Courthouse faces the big chill
Cold winter temperatures raised a few tempers the day after Christmas when the Butler County Jail closed due to the heating system failing.
What many people didn’t know is that employees in the Butler County Courthouse have had no heat since the latter part of November.
According to Butler County Commission Chairman Jesse McWilliams, the piping that conducts heat through the building rusted, leaving offices with no heat.
&uot;It is a water cooled, water heated system and we had some pipes that were not really insulated that well,&uot; he said Thursday. &uot;Instead of rusting from the inside out, the pipes rusted from outside in.&uot;
That is the official cause, but some employees are working in less than comfortable temperatures. Margaret Phelps of the Voter Registrar’s office said the temperature hovered in the mid forties inside on Thursday morning.
&uot;It is quite cold in here,&uot; she said. &uot;We’re all bundled up to keep warm. The commission sent over a little electric heater the other day. You have to be in close to it for it to give off any warmth.&uot;
Phelps said this problem remains since it began in November when the system went down.
&uot;The commissioners are telling us they are doing everything they can to get in larger electric heaters,&uot; she said. &uot;Today (Thursday) Lee Electric is in the building working on setting that up.&uot;
McWilliams said the commission did purchase electric heaters for various offices in the courthouse as a temporary fix. However, the heaters caused another problem.
&uot;We have had some breakers to flip because the heaters are overloading the circuits, but we are working to fix that problem,&uot; he said. &uot;We are running additional electric lines and we hope they can stay as comfortable as possible.
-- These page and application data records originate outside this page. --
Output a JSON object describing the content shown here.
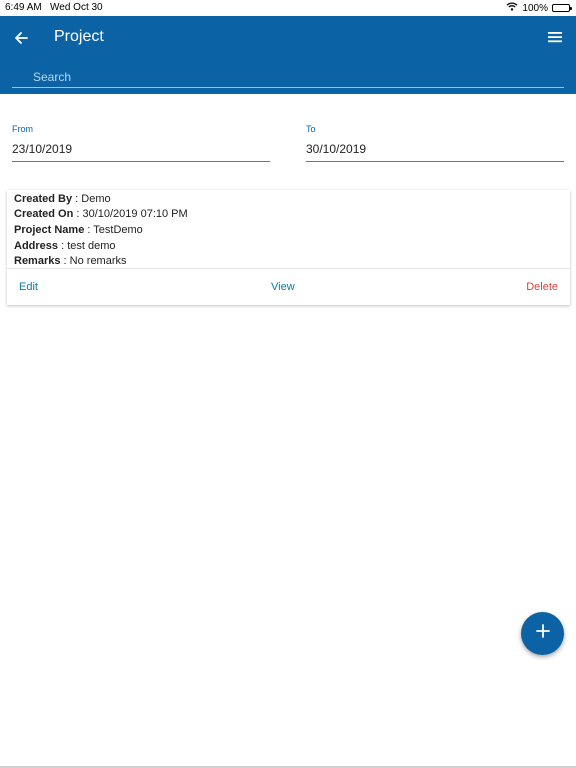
{
  "status_bar": {
    "time": "6:49 AM",
    "date": "Wed Oct 30",
    "battery": "100%"
  },
  "app_bar": {
    "title": "Project",
    "search_placeholder": "Search"
  },
  "filters": {
    "from_label": "From",
    "from_value": "23/10/2019",
    "to_label": "To",
    "to_value": "30/10/2019"
  },
  "card": {
    "rows": [
      {
        "label": "Created By",
        "value": ": Demo"
      },
      {
        "label": "Created On",
        "value": ": 30/10/2019 07:10 PM"
      },
      {
        "label": "Project Name",
        "value": ": TestDemo"
      },
      {
        "label": "Address",
        "value": ": test demo"
      },
      {
        "label": "Remarks",
        "value": ": No remarks"
      }
    ],
    "actions": {
      "edit": "Edit",
      "view": "View",
      "delete": "Delete"
    }
  },
  "colors": {
    "primary": "#0b63a5",
    "delete": "#d6453a",
    "underline": "#1e88e5"
  }
}
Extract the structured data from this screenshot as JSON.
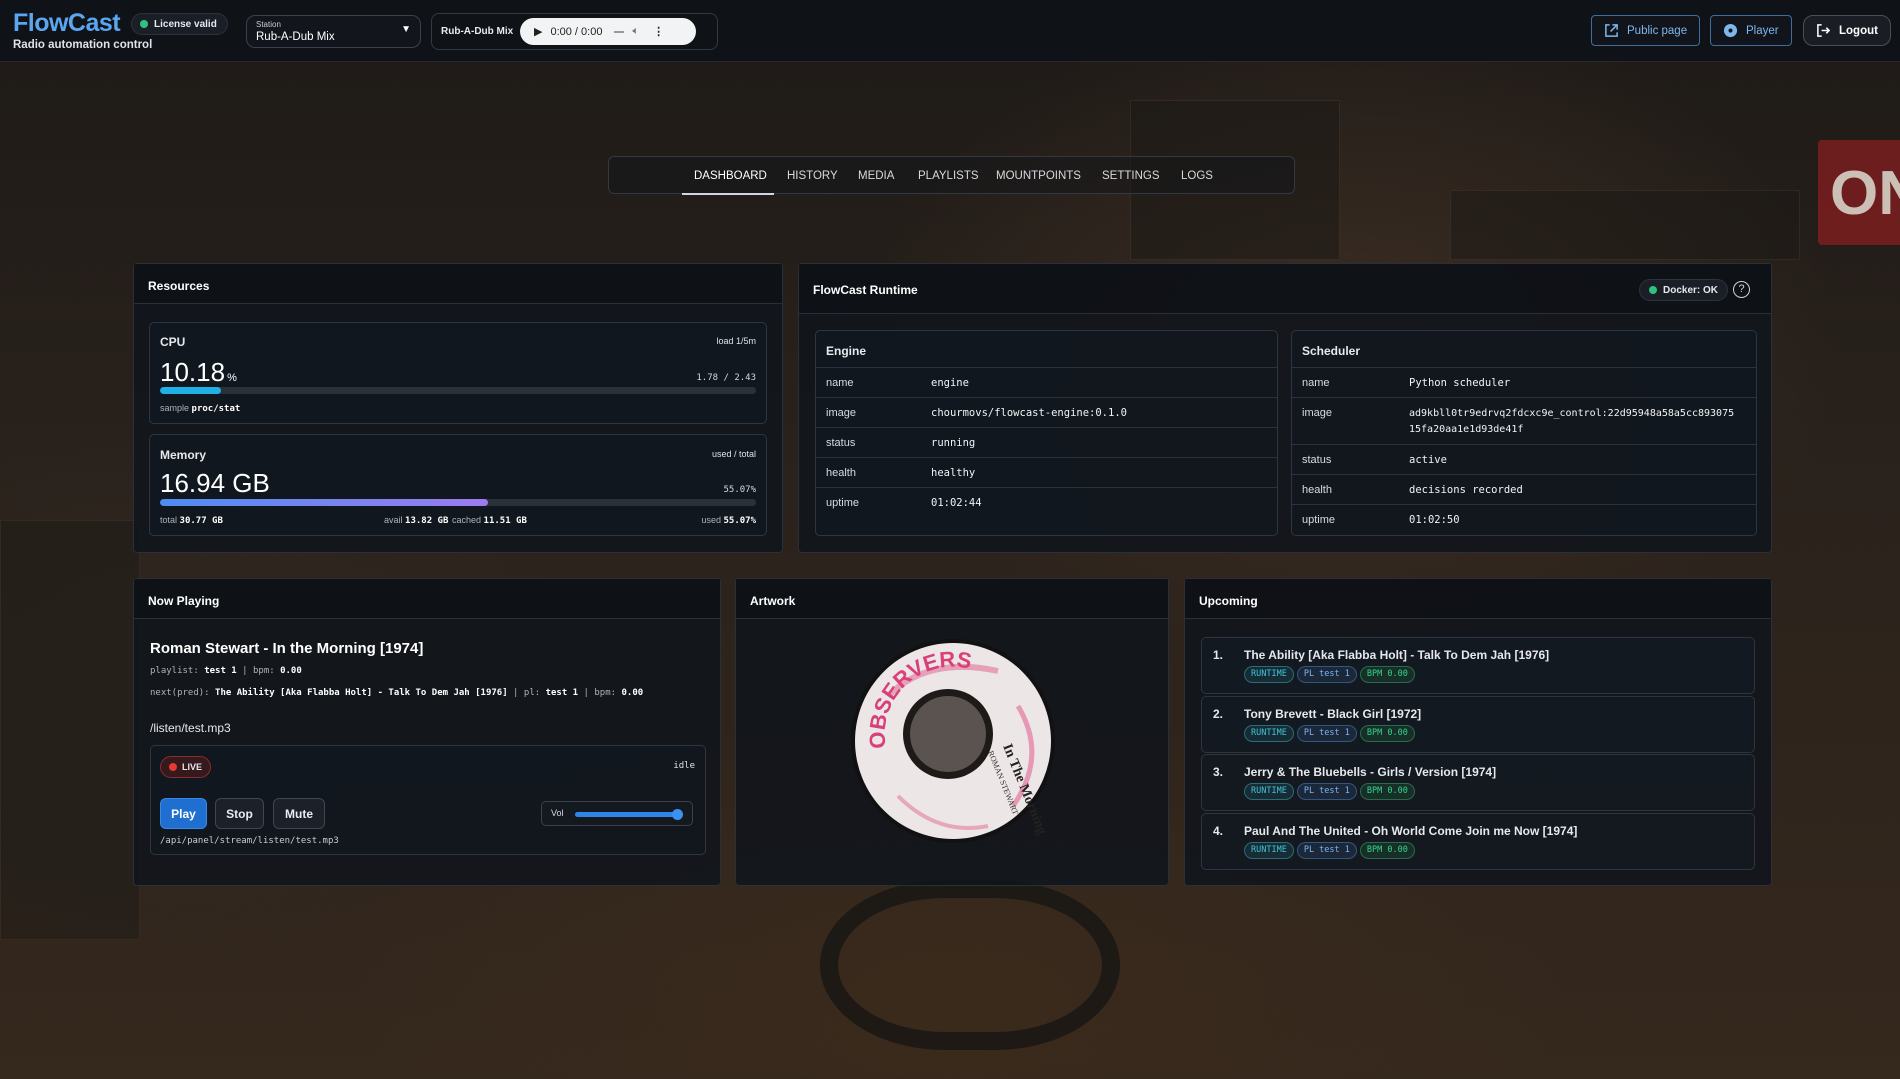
{
  "brand": {
    "name": "FlowCast",
    "subtitle": "Radio automation control"
  },
  "license": {
    "label": "License valid"
  },
  "station": {
    "label": "Station",
    "value": "Rub-A-Dub Mix"
  },
  "player": {
    "label": "Rub-A-Dub Mix",
    "time": "0:00 / 0:00"
  },
  "header_buttons": {
    "public_page": "Public page",
    "player": "Player",
    "logout": "Logout"
  },
  "tabs": [
    "DASHBOARD",
    "HISTORY",
    "MEDIA",
    "PLAYLISTS",
    "MOUNTPOINTS",
    "SETTINGS",
    "LOGS"
  ],
  "resources": {
    "title": "Resources",
    "cpu": {
      "label": "CPU",
      "load_label": "load 1/5m",
      "value": "10.18",
      "unit": "%",
      "load": "1.78 / 2.43",
      "sample_label": "sample",
      "sample": "proc/stat",
      "percent": 10.18
    },
    "memory": {
      "label": "Memory",
      "right_label": "used / total",
      "value": "16.94 GB",
      "pct": "55.07%",
      "percent": 55.07,
      "total_label": "total",
      "total": "30.77 GB",
      "avail_label": "avail",
      "avail": "13.82 GB",
      "cached_label": "cached",
      "cached": "11.51 GB",
      "used_label": "used",
      "used": "55.07%"
    }
  },
  "runtime": {
    "title": "FlowCast Runtime",
    "docker": "Docker: OK",
    "engine": {
      "title": "Engine",
      "rows": [
        [
          "name",
          "engine"
        ],
        [
          "image",
          "chourmovs/flowcast-engine:0.1.0"
        ],
        [
          "status",
          "running"
        ],
        [
          "health",
          "healthy"
        ],
        [
          "uptime",
          "01:02:44"
        ]
      ]
    },
    "scheduler": {
      "title": "Scheduler",
      "rows": [
        [
          "name",
          "Python scheduler"
        ],
        [
          "image",
          "ad9kbll0tr9edrvq2fdcxc9e_control:22d95948a58a5cc893075\n15fa20aa1e1d93de41f"
        ],
        [
          "status",
          "active"
        ],
        [
          "health",
          "decisions recorded"
        ],
        [
          "uptime",
          "01:02:50"
        ]
      ]
    }
  },
  "now_playing": {
    "title": "Now Playing",
    "track": "Roman Stewart - In the Morning [1974]",
    "meta_playlist_label": "playlist:",
    "meta_playlist": "test 1",
    "meta_bpm_label": "bpm:",
    "meta_bpm": "0.00",
    "next_label": "next(pred):",
    "next_track": "The Ability [Aka Flabba Holt] - Talk To Dem Jah [1976]",
    "next_pl_label": "pl:",
    "next_pl": "test 1",
    "next_bpm_label": "bpm:",
    "next_bpm": "0.00",
    "path": "/listen/test.mp3",
    "live": "LIVE",
    "state": "idle",
    "play": "Play",
    "stop": "Stop",
    "mute": "Mute",
    "vol_label": "Vol",
    "volume": 0.95,
    "stream_url": "/api/panel/stream/listen/test.mp3"
  },
  "artwork": {
    "title": "Artwork",
    "label_top": "OBSERVERS",
    "label_song": "In The Morning",
    "label_artist": "ROMAN STEWART"
  },
  "upcoming": {
    "title": "Upcoming",
    "items": [
      {
        "n": "1.",
        "title": "The Ability [Aka Flabba Holt] - Talk To Dem Jah [1976]",
        "rt": "RUNTIME",
        "pl": "PL test 1",
        "bpm": "BPM 0.00"
      },
      {
        "n": "2.",
        "title": "Tony Brevett  - Black Girl [1972]",
        "rt": "RUNTIME",
        "pl": "PL test 1",
        "bpm": "BPM 0.00"
      },
      {
        "n": "3.",
        "title": "Jerry & The Bluebells  - Girls / Version [1974]",
        "rt": "RUNTIME",
        "pl": "PL test 1",
        "bpm": "BPM 0.00"
      },
      {
        "n": "4.",
        "title": "Paul And The United - Oh World Come Join me Now [1974]",
        "rt": "RUNTIME",
        "pl": "PL test 1",
        "bpm": "BPM 0.00"
      }
    ]
  },
  "colors": {
    "accent": "#5aa6f0",
    "primary_button": "#1f6fd1",
    "ok": "#2ec27e",
    "live": "#e53935"
  }
}
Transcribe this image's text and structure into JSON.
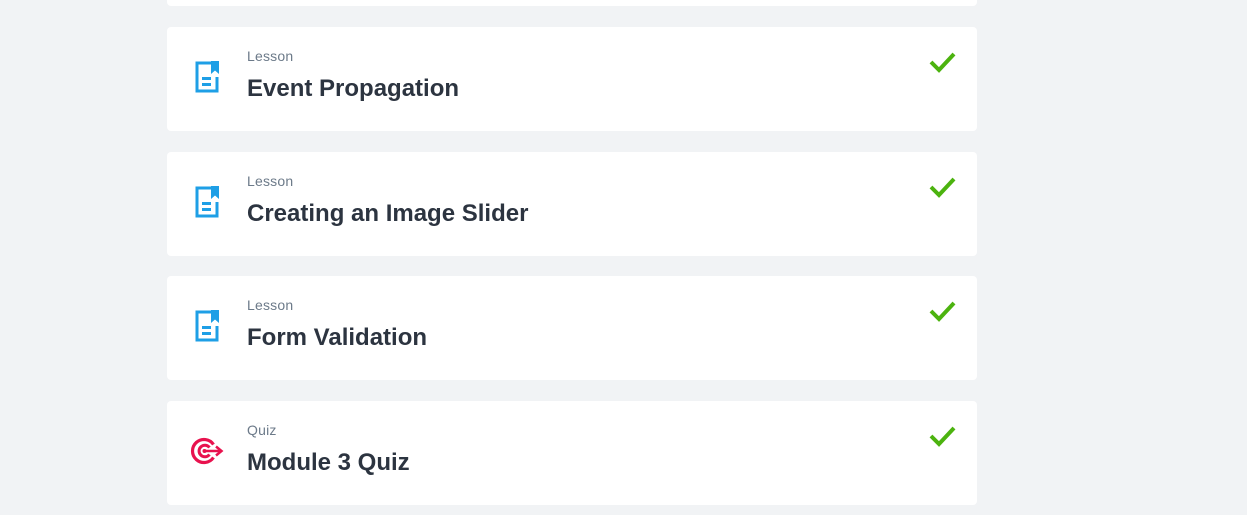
{
  "colors": {
    "background": "#f1f3f5",
    "card": "#ffffff",
    "lesson_icon": "#1e9fe6",
    "quiz_icon": "#e8124e",
    "check": "#4cb30f",
    "title": "#2c3440",
    "kind": "#6c7a89"
  },
  "items": [
    {
      "kind": "Lesson",
      "title": "Event Propagation",
      "icon": "lesson-document-icon",
      "completed": true
    },
    {
      "kind": "Lesson",
      "title": "Creating an Image Slider",
      "icon": "lesson-document-icon",
      "completed": true
    },
    {
      "kind": "Lesson",
      "title": "Form Validation",
      "icon": "lesson-document-icon",
      "completed": true
    },
    {
      "kind": "Quiz",
      "title": "Module 3 Quiz",
      "icon": "quiz-target-icon",
      "completed": true
    }
  ]
}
We plan to open bids on Jan. 20th, so until then we don’t know what directions we’ll go in solving the problem.&uot;
McWilliams said the county’s employees remain understanding on the situation and understand the electric heaters are temporary.
&uot;We went out and purchased some electric heaters and some brought their own heaters from home to keep warm,&uot; he said. &uot;They have all been very understanding about the whole situation.
Tax Collector Belle Peavy said she and her staff understand the situation and are doing the best they can to carry on.
&uot;We know our heating system is an old, old monster,&uot; she said.
&uot;In the meantime they are trying to get alternative methods of heating for each office, and that helps.&uot;
Sheriff Diane Harris said she brought in heaters for her offices, and that is helping.
Despite freezing temps at night, no water pipes have frozen, McWilliams said.
That might become more difficult in the next week as a new cold front moves through the area, possibly giving the city its coldest day in years.
While many county employees refused to be interviewed for this story, they all expressed their desire for the situation to be fixed.
Phelps said some of the employees seriously considered taking drastic action.
&uot;Some of us are thinking about going over and spending the day in the commissioner’s office because they have it nice and warm over there,&uot; she said.
McWilliams urged patience and said help is on the way.
&uot;This has been very hard because we didn’t know what we needed,&uot; he said.
&uot;Then it has been hard finding someone who knows how to fix the problem.
But everyone should know we are working on the problem.&uot;